WORK INSTRUCTION ▸
The output should be identical to the entries that follow.

INPUT DATA START

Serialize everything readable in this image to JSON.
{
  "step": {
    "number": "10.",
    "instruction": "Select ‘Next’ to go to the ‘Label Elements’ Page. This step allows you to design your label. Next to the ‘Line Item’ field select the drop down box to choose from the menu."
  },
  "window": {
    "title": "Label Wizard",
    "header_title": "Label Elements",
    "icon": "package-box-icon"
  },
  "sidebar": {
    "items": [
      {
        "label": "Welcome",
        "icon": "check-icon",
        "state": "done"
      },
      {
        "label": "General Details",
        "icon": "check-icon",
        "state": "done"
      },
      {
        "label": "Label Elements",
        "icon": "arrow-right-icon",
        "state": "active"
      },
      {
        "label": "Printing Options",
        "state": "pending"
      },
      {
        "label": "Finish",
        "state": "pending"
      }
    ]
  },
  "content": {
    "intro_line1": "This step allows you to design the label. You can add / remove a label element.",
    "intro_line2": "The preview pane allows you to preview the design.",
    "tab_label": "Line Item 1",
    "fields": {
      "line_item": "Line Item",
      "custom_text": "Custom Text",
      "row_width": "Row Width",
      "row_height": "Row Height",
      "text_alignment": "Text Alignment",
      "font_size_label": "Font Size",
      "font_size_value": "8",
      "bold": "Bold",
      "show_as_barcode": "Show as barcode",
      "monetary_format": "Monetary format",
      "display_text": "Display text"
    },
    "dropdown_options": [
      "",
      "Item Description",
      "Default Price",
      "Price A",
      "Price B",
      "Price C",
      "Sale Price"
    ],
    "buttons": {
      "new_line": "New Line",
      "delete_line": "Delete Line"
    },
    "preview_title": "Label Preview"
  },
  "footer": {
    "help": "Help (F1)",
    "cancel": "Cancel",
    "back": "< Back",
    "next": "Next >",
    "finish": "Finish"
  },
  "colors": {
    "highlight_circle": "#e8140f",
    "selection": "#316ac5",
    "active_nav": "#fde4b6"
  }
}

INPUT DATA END

TASK OUTPUT ▸
Serialize everything readable in this image to JSON.
{
  "step": {
    "number": "10.",
    "instruction": "Select ‘Next’ to go to the ‘Label Elements’ Page. This step allows you to design your label. Next to the ‘Line Item’ field select the drop down box to choose from the menu."
  },
  "window": {
    "title": "Label Wizard",
    "header_title": "Label Elements",
    "icon": "package-box-icon"
  },
  "sidebar": {
    "items": [
      {
        "label": "Welcome",
        "icon": "check-icon",
        "state": "done"
      },
      {
        "label": "General Details",
        "icon": "check-icon",
        "state": "done"
      },
      {
        "label": "Label Elements",
        "icon": "arrow-right-icon",
        "state": "active"
      },
      {
        "label": "Printing Options",
        "state": "pending"
      },
      {
        "label": "Finish",
        "state": "pending"
      }
    ]
  },
  "content": {
    "intro_line1": "This step allows you to design the label. You can add / remove a label element.",
    "intro_line2": "The preview pane allows you to preview the design.",
    "tab_label": "Line Item 1",
    "fields": {
      "line_item": "Line Item",
      "custom_text": "Custom Text",
      "row_width": "Row Width",
      "row_height": "Row Height",
      "text_alignment": "Text Alignment",
      "font_size_label": "Font Size",
      "font_size_value": "8",
      "bold": "Bold",
      "show_as_barcode": "Show as barcode",
      "monetary_format": "Monetary format",
      "display_text": "Display text"
    },
    "dropdown_options": [
      "",
      "Item Description",
      "Default Price",
      "Price A",
      "Price B",
      "Price C",
      "Sale Price"
    ],
    "buttons": {
      "new_line": "New Line",
      "delete_line": "Delete Line"
    },
    "preview_title": "Label Preview"
  },
  "footer": {
    "help": "Help (F1)",
    "cancel": "Cancel",
    "back": "< Back",
    "next": "Next >",
    "finish": "Finish"
  },
  "colors": {
    "highlight_circle": "#e8140f",
    "selection": "#316ac5",
    "active_nav": "#fde4b6"
  }
}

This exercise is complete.